(Stored data)
# # #

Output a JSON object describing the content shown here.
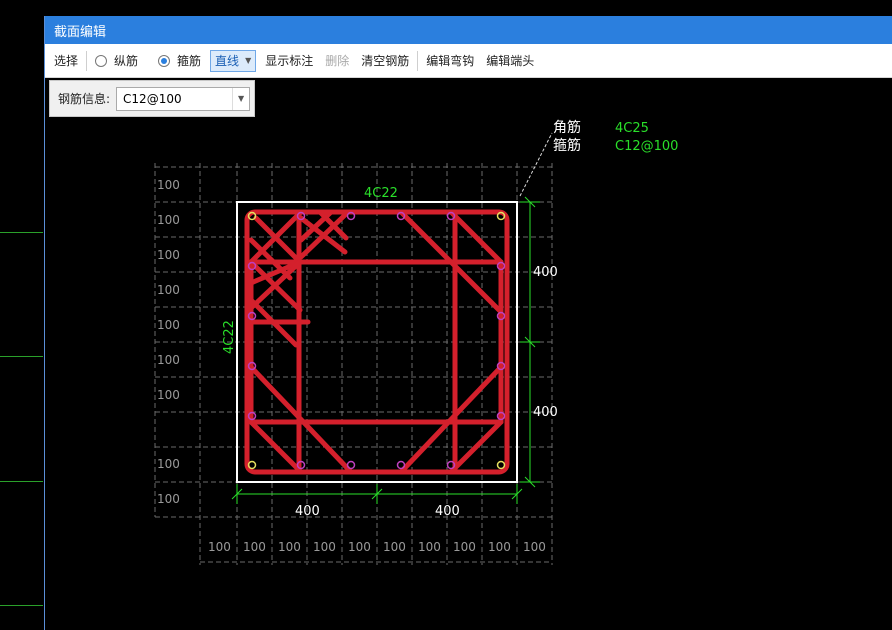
{
  "window": {
    "title": "截面编辑"
  },
  "toolbar": {
    "select": "选择",
    "longitudinal": "纵筋",
    "stirrup": "箍筋",
    "line_mode": "直线",
    "show_dims": "显示标注",
    "delete": "删除",
    "clear": "清空钢筋",
    "edit_hook": "编辑弯钩",
    "edit_end": "编辑端头"
  },
  "info": {
    "label": "钢筋信息:",
    "value": "C12@100"
  },
  "drawing": {
    "corner_label": "角筋",
    "corner_value": "4C25",
    "stirrup_label": "箍筋",
    "stirrup_value": "C12@100",
    "top_bars": "4C22",
    "side_bars": "4C22",
    "dim_right_top": "400",
    "dim_right_bottom": "400",
    "dim_bottom_left": "400",
    "dim_bottom_right": "400",
    "grid_left": [
      "100",
      "100",
      "100",
      "100",
      "100",
      "100",
      "100",
      "100",
      "100"
    ],
    "grid_bottom": [
      "100",
      "100",
      "100",
      "100",
      "100",
      "100",
      "100",
      "100",
      "100",
      "100"
    ],
    "colors": {
      "rebar": "#d4202c",
      "dim": "#2adf2a",
      "grid": "#6a6a6a",
      "outline": "#ffffff"
    }
  }
}
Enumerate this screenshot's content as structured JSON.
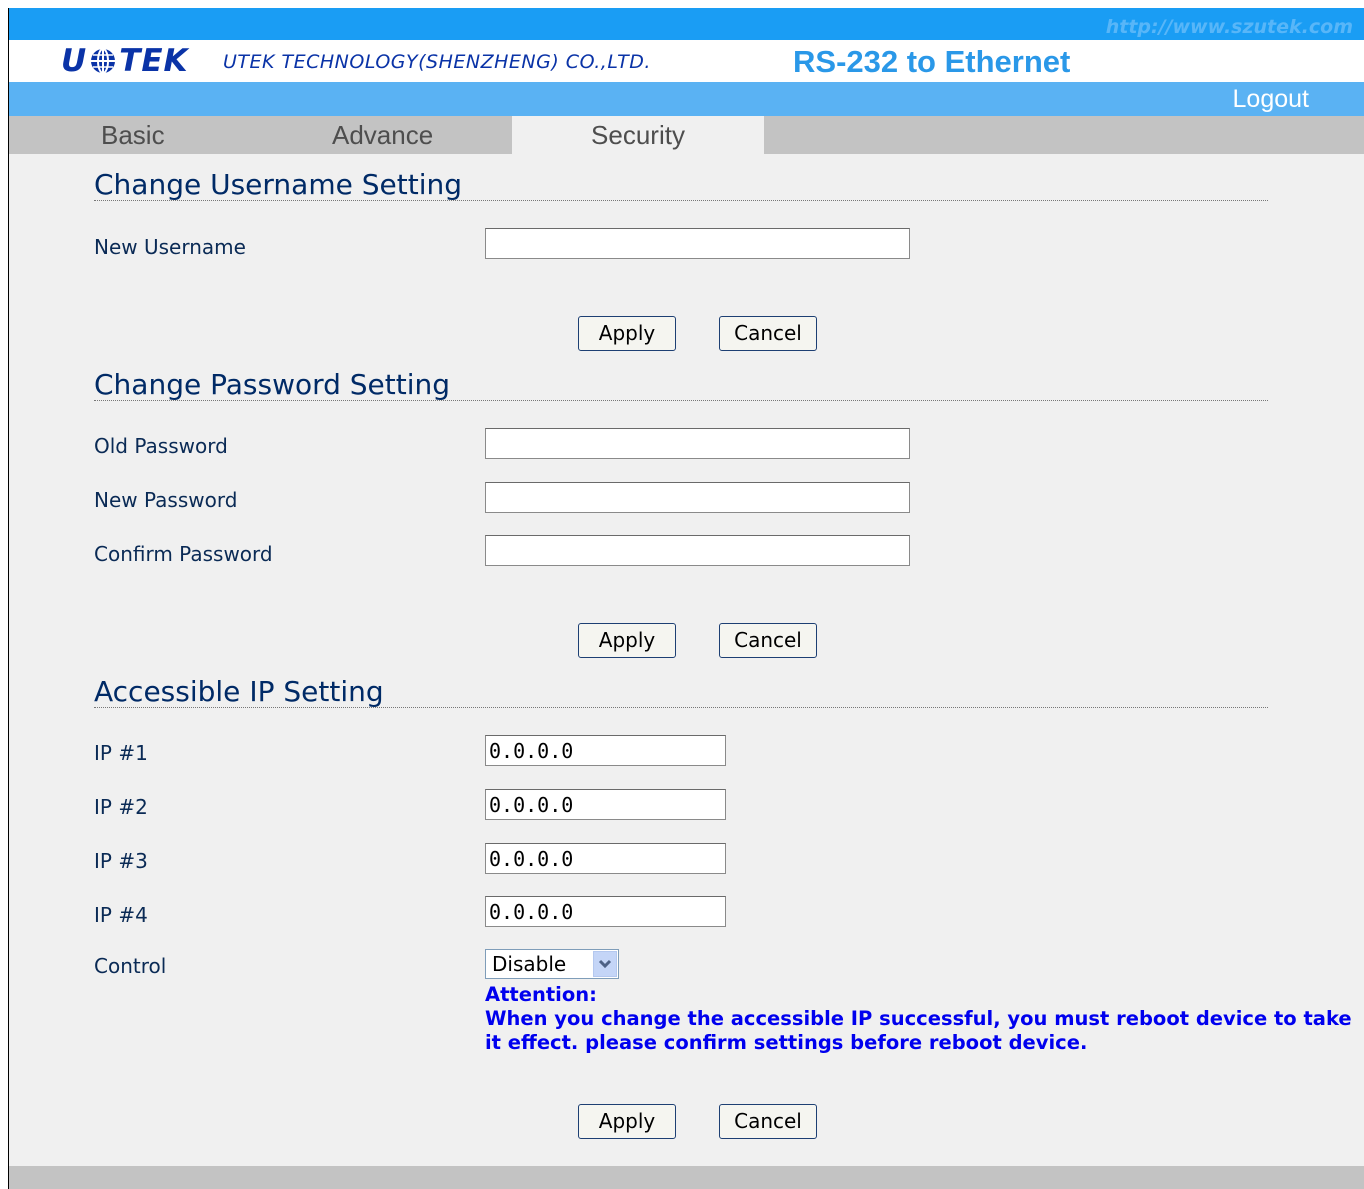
{
  "header": {
    "url_text": "http://www.szutek.com",
    "logo_text_left": "U",
    "logo_text_right": "TEK",
    "company": "UTEK TECHNOLOGY(SHENZHENG) CO.,LTD.",
    "product": "RS-232 to Ethernet",
    "logout_label": "Logout"
  },
  "tabs": [
    {
      "label": "Basic"
    },
    {
      "label": "Advance"
    },
    {
      "label": "Security",
      "active": true
    }
  ],
  "username_section": {
    "title": "Change Username Setting",
    "new_username_label": "New Username",
    "new_username_value": "",
    "apply_label": "Apply",
    "cancel_label": "Cancel"
  },
  "password_section": {
    "title": "Change Password Setting",
    "old_password_label": "Old Password",
    "new_password_label": "New Password",
    "confirm_password_label": "Confirm Password",
    "apply_label": "Apply",
    "cancel_label": "Cancel"
  },
  "ip_section": {
    "title": "Accessible IP Setting",
    "ips": [
      {
        "label": "IP #1",
        "value": "0.0.0.0"
      },
      {
        "label": "IP #2",
        "value": "0.0.0.0"
      },
      {
        "label": "IP #3",
        "value": "0.0.0.0"
      },
      {
        "label": "IP #4",
        "value": "0.0.0.0"
      }
    ],
    "control_label": "Control",
    "control_value": "Disable",
    "attention_title": "Attention:",
    "attention_line1": "When you change the accessible IP successful, you must reboot device to take",
    "attention_line2": "it effect. please confirm settings before reboot device.",
    "apply_label": "Apply",
    "cancel_label": "Cancel"
  },
  "colors": {
    "top_bar": "#1a9df4",
    "logout_bar": "#5ab2f3",
    "tab_bar": "#c3c3c3",
    "content_bg": "#f0f0f0",
    "brand_blue": "#0a33a7",
    "attention_blue": "#0000ee"
  }
}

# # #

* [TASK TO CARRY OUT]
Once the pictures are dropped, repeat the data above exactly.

* [WORKED SOLUTION]
Output a JSON object describing the content shown here.
{
  "window": {
    "title": "截面编辑"
  },
  "toolbar": {
    "select": "选择",
    "longitudinal": "纵筋",
    "stirrup": "箍筋",
    "line_mode": "直线",
    "show_dims": "显示标注",
    "delete": "删除",
    "clear": "清空钢筋",
    "edit_hook": "编辑弯钩",
    "edit_end": "编辑端头"
  },
  "info": {
    "label": "钢筋信息:",
    "value": "C12@100"
  },
  "drawing": {
    "corner_label": "角筋",
    "corner_value": "4C25",
    "stirrup_label": "箍筋",
    "stirrup_value": "C12@100",
    "top_bars": "4C22",
    "side_bars": "4C22",
    "dim_right_top": "400",
    "dim_right_bottom": "400",
    "dim_bottom_left": "400",
    "dim_bottom_right": "400",
    "grid_left": [
      "100",
      "100",
      "100",
      "100",
      "100",
      "100",
      "100",
      "100",
      "100"
    ],
    "grid_bottom": [
      "100",
      "100",
      "100",
      "100",
      "100",
      "100",
      "100",
      "100",
      "100",
      "100"
    ],
    "colors": {
      "rebar": "#d4202c",
      "dim": "#2adf2a",
      "grid": "#6a6a6a",
      "outline": "#ffffff"
    }
  }
}
Enumerate this screenshot's content as structured JSON.
{
  "header": {
    "url_text": "http://www.szutek.com",
    "logo_text_left": "U",
    "logo_text_right": "TEK",
    "company": "UTEK TECHNOLOGY(SHENZHENG) CO.,LTD.",
    "product": "RS-232 to Ethernet",
    "logout_label": "Logout"
  },
  "tabs": [
    {
      "label": "Basic"
    },
    {
      "label": "Advance"
    },
    {
      "label": "Security",
      "active": true
    }
  ],
  "username_section": {
    "title": "Change Username Setting",
    "new_username_label": "New Username",
    "new_username_value": "",
    "apply_label": "Apply",
    "cancel_label": "Cancel"
  },
  "password_section": {
    "title": "Change Password Setting",
    "old_password_label": "Old Password",
    "new_password_label": "New Password",
    "confirm_password_label": "Confirm Password",
    "apply_label": "Apply",
    "cancel_label": "Cancel"
  },
  "ip_section": {
    "title": "Accessible IP Setting",
    "ips": [
      {
        "label": "IP #1",
        "value": "0.0.0.0"
      },
      {
        "label": "IP #2",
        "value": "0.0.0.0"
      },
      {
        "label": "IP #3",
        "value": "0.0.0.0"
      },
      {
        "label": "IP #4",
        "value": "0.0.0.0"
      }
    ],
    "control_label": "Control",
    "control_value": "Disable",
    "attention_title": "Attention:",
    "attention_line1": "When you change the accessible IP successful, you must reboot device to take",
    "attention_line2": "it effect. please confirm settings before reboot device.",
    "apply_label": "Apply",
    "cancel_label": "Cancel"
  },
  "colors": {
    "top_bar": "#1a9df4",
    "logout_bar": "#5ab2f3",
    "tab_bar": "#c3c3c3",
    "content_bg": "#f0f0f0",
    "brand_blue": "#0a33a7",
    "attention_blue": "#0000ee"
  }
}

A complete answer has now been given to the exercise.